Task force member and English/Social Sciences teacher Rebecca Fisher says, “We have had conversations on topics ranging from inclusivity around the school uniform, trainings necessary for me mindful of inclusive language inside and outside of the classroom, the disenfranchisement of the populations we are representing historically and at the school, as well as what does it mean to be questioning your gender while attending a single-sex school.”

In the last two months, the task force rolled out several changes. One was revamping the school uniform to include pants. Another was the designation of a gender-neutral bathroom for students since there already was one for teachers. There was a ribbon cutting ceremony to celebrate is establishment during Diversity Week.

In an email to students, Director of Admissions Cathy Lewis addressed both changes, saying, “The teachers will continue to talk about how to fully support and honor each of you, acknowledge the complexities of identity, and truly embrace the gift of diversity at our school.”

In early March, faculty and staff had the option to participate in professional development by attending a presentation by Holly Osment, a licensed marriage and family therapist, while she spoke about issues facing LGBTQ+ teenagers. She shared research about the mental health of these teens when they experience bullying, rejection, and microaggressions against them.

She also spoke about the significance of using proper terminology and language when speaking to a room of people because you don’t know who is grappling with want and inclusion is important in supporting the mental health of teenagers.

Although laws in America are changing to recognize LGBTQ+ rights, the Church’s teachings are not. Some parishes practice inclusivity, accepting such students and families into their communities. Editor of “America” magazine and Jesuit priest, James Martin, S.J., has tweeted about the Church’s treatment of this community, advocating on the behalf of the LGBTQ+ community.

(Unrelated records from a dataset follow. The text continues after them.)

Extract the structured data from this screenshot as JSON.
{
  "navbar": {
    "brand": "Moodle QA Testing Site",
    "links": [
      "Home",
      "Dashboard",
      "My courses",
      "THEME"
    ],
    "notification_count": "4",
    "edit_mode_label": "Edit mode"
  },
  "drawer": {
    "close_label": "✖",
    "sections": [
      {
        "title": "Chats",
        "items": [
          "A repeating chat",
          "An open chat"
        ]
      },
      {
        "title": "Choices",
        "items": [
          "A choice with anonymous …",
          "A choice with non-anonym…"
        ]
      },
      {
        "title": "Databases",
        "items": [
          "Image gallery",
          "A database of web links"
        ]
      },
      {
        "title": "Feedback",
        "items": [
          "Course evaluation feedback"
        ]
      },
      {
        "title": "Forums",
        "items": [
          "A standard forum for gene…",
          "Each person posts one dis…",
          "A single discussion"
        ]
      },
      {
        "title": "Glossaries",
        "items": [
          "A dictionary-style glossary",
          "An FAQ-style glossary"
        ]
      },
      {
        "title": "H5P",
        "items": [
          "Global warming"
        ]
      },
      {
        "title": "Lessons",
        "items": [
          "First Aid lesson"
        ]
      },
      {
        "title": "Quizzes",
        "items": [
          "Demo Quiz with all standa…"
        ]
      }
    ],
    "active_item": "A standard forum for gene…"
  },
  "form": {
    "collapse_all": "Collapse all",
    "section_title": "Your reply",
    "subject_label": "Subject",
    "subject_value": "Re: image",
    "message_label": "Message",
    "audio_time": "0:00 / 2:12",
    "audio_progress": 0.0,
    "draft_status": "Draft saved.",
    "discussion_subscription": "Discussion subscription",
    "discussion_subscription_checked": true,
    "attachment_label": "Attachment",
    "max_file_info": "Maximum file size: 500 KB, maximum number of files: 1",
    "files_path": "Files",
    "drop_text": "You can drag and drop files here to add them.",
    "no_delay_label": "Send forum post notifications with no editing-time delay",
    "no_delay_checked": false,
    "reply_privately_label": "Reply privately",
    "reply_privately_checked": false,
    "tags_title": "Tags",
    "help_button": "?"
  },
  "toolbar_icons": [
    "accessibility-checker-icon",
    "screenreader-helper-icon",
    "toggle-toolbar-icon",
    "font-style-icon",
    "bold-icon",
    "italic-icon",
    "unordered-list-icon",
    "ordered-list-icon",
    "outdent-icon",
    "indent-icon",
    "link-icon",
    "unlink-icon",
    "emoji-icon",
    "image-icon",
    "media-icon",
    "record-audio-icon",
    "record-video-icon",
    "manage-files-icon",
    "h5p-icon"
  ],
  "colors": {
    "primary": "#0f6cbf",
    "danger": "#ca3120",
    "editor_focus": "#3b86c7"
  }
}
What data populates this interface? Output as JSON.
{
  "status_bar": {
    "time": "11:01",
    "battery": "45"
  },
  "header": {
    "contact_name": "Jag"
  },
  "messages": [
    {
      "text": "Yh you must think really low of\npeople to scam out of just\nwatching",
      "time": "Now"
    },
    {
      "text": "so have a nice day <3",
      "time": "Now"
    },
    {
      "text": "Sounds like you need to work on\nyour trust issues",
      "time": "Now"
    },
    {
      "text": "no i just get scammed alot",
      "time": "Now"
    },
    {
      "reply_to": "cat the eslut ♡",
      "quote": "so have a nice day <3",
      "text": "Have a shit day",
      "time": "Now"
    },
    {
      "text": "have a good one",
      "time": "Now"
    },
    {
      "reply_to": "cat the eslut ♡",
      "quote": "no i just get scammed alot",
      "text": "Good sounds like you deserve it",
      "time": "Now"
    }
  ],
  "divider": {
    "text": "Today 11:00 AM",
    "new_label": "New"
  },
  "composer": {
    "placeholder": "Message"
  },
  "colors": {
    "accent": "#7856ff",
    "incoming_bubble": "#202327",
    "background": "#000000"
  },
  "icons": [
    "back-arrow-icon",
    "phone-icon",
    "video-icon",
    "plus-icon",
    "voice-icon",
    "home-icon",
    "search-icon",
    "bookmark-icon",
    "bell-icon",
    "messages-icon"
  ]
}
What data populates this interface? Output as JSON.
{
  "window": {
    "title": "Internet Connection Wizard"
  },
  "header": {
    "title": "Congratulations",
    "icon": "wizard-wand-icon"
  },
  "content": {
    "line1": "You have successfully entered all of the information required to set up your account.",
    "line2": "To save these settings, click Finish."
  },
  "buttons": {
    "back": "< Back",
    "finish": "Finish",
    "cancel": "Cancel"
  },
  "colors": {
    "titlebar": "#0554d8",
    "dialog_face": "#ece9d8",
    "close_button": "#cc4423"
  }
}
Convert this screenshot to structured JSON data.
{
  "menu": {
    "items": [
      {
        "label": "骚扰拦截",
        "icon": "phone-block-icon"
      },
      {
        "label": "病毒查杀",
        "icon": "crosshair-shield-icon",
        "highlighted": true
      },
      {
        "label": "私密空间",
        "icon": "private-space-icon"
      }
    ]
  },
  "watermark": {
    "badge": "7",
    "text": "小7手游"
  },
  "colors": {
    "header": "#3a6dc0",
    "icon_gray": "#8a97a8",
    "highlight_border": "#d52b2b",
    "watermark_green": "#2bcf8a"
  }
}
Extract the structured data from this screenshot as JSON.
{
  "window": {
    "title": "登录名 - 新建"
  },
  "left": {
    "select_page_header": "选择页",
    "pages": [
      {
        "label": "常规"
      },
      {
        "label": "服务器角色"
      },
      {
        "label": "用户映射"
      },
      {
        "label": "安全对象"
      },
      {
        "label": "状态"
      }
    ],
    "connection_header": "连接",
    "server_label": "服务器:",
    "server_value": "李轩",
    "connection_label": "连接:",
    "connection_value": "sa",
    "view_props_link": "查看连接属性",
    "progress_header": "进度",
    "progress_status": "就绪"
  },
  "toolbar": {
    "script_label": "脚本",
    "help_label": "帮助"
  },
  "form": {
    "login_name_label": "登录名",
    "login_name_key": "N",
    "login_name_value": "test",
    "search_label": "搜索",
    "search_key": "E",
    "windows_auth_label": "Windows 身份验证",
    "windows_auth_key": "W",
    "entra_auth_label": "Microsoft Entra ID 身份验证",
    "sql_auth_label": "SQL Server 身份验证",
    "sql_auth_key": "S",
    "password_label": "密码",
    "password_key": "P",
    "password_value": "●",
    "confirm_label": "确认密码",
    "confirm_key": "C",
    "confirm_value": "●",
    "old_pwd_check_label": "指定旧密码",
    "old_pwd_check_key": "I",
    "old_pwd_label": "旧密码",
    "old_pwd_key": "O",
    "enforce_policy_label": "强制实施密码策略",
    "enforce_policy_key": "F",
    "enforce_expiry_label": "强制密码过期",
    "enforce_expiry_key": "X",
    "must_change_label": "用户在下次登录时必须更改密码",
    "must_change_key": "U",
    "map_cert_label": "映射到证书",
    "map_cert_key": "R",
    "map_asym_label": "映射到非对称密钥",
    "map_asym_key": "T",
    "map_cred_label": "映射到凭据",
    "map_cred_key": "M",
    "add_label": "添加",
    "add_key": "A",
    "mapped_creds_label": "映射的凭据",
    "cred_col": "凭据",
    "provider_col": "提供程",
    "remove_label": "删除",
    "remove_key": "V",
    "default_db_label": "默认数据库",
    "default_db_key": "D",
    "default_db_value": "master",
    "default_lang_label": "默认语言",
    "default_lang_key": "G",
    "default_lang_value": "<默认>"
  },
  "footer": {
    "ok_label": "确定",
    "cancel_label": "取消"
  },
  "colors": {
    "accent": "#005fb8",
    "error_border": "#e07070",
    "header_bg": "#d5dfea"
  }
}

Likewise, NDB’s Gender Identity task force continues to embrace the school’s diversity and inclusion of LGBTQ+  in its school community.